3. The Ravens, in fairness, didn't exist until 1996. However, they were the hapless Cleveland Browns, technically, and they moved and turned purple. Eventually, it led to a Super Bowl XXXV win.
4. The Denver Broncos had a neon orange and blue N.Y. Mets scheme with a sneezing horse until 1996. Their current logo and a timely veteran named John Elway took them to back-to-back NFC titles in 1997 and 1998.
5. The Titans are another franchise that moved as a struggling team. The Houston Oilers' new look in Tennessee in 1999 almost gave them a Super Bowl XXXIV ring to go with their AFC title that year. If only a ring was a yard. (See: The Tackle.)
6. The St. Louis Rams probably should have left well enough alone. They changed their logo and colors after winning Super Bowl XXXIV. The next time they made it was the XXXVI loss to the Patriots.

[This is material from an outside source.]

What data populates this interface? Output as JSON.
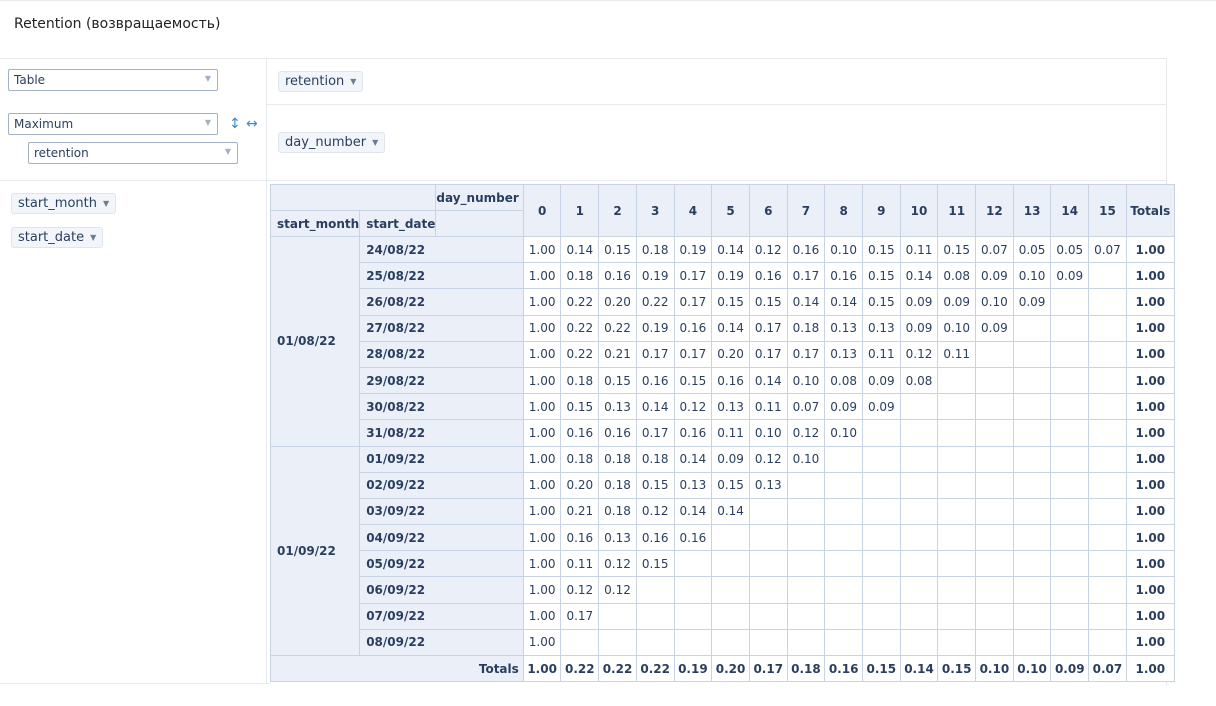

7. The Seattle Seahawks also were a pushover team until 2002. That year they changed not only their colors and logo but also moved into brand new Qwest Field. Since then they have won the NFC North four consecutive years (2004-2007) and went to Super Bowl XL, eventually losing to the Steelers.
1. The Anaheim Ducks dropped the "Mighty" Disney as well as the eggplant and teal in 2006. The Ducks went on to handily win the Stanley Cup in 2007 as the first team from California to do so.

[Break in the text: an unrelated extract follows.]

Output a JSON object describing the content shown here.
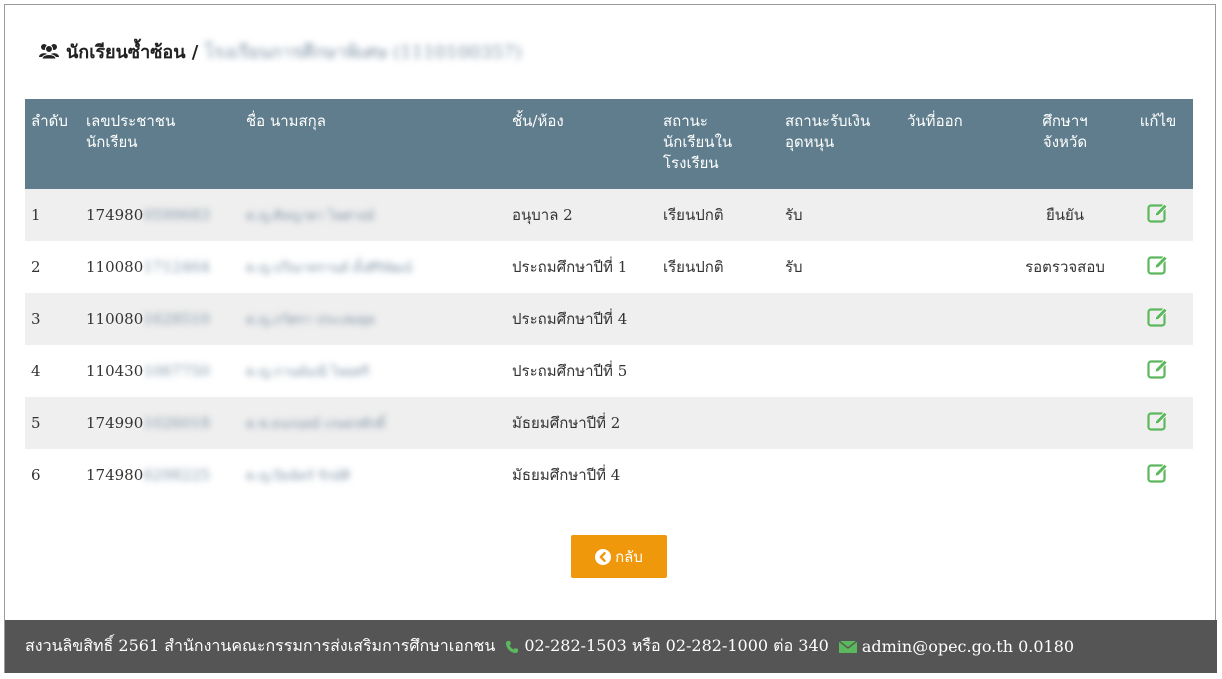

2. The Nordiques left Quebec (one could say they separated from Canada) and wound up in Colorado. Changing to the non-living Avalanche helped usher in success. The Avs won two Stanley Cups in '95-'96 and in 2000-'01 and won eight consecutive division crowns (1995-2002).
3. The Hartford Whalers became the Carolina Hurricanes in 1997. They won the division in the 1998-'99 season then started a string of sunny Stanleys (say that alliteration five times quickly) by winning the cup in 2005-'06.

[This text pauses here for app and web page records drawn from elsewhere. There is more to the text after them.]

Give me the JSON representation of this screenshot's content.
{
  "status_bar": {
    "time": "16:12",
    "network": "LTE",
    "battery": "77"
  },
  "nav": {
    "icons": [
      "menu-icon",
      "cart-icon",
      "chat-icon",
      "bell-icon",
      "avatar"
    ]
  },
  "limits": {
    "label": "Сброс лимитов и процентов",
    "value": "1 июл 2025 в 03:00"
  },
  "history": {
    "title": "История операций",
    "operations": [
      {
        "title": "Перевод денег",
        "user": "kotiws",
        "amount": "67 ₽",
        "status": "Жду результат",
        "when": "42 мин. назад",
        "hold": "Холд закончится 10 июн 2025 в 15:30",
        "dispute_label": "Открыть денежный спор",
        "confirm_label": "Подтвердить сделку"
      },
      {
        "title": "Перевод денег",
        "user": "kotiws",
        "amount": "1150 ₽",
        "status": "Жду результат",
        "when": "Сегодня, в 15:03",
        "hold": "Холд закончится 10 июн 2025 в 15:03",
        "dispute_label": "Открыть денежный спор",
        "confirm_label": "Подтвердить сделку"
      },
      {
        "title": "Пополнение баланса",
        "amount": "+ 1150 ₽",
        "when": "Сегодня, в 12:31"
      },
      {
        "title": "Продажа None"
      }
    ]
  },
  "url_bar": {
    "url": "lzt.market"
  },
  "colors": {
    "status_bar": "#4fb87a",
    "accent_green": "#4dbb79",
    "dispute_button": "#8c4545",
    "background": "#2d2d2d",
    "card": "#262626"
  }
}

4. The Calgary Flames moved from Atlanta in 1980. Being named after the burning of a state during a bloody American Civil War maybe isn't as inspiring as it sounds, but keeping the fire going (pun intended) in Canada has helped.
The Flames won a Cup in the 1988-'89 season and have been to the finals three times, in '85-'86, '88-'89, and '05-'06.
1. The New Jersey Nets changed their patterns in 1998, and it took them to the finals twice, in 2002 and 2003. They have yet to win a championship, though.
2. The Detroit Pistons didn't really change. They went back to an original-looking design after changing to a teal and red pony show. The switch-back in 2004 led to an NBA Championship in 2004 as well as another conference championship the next year (2005).
3. The Cleveland Cavaliers changed their colors in 2003, and, with the addition of Lebron James, won the conference title in 2007.
Something should be said for consistency, however.
The three most winningest teams in all of sports, hockey's Montreal Canadiens with 24 championships, basketball's Boston Celtics with 17, and baseball's New York Yankees with 26, haven't differed all that much from their original logos. The three most successful dynasties in football, the 49ers, Steelers, and Cowboys—all with five golden rings—haven't changed much, either.
Is this the year that Tampa Bay wins the World Series? If so, maybe the Cubs should consider changing their colors and logos. It couldn't hurt.
What is the duplicate article?
Why is this article offensive?
Where is this article plagiarized from?
Why is this article poorly edited?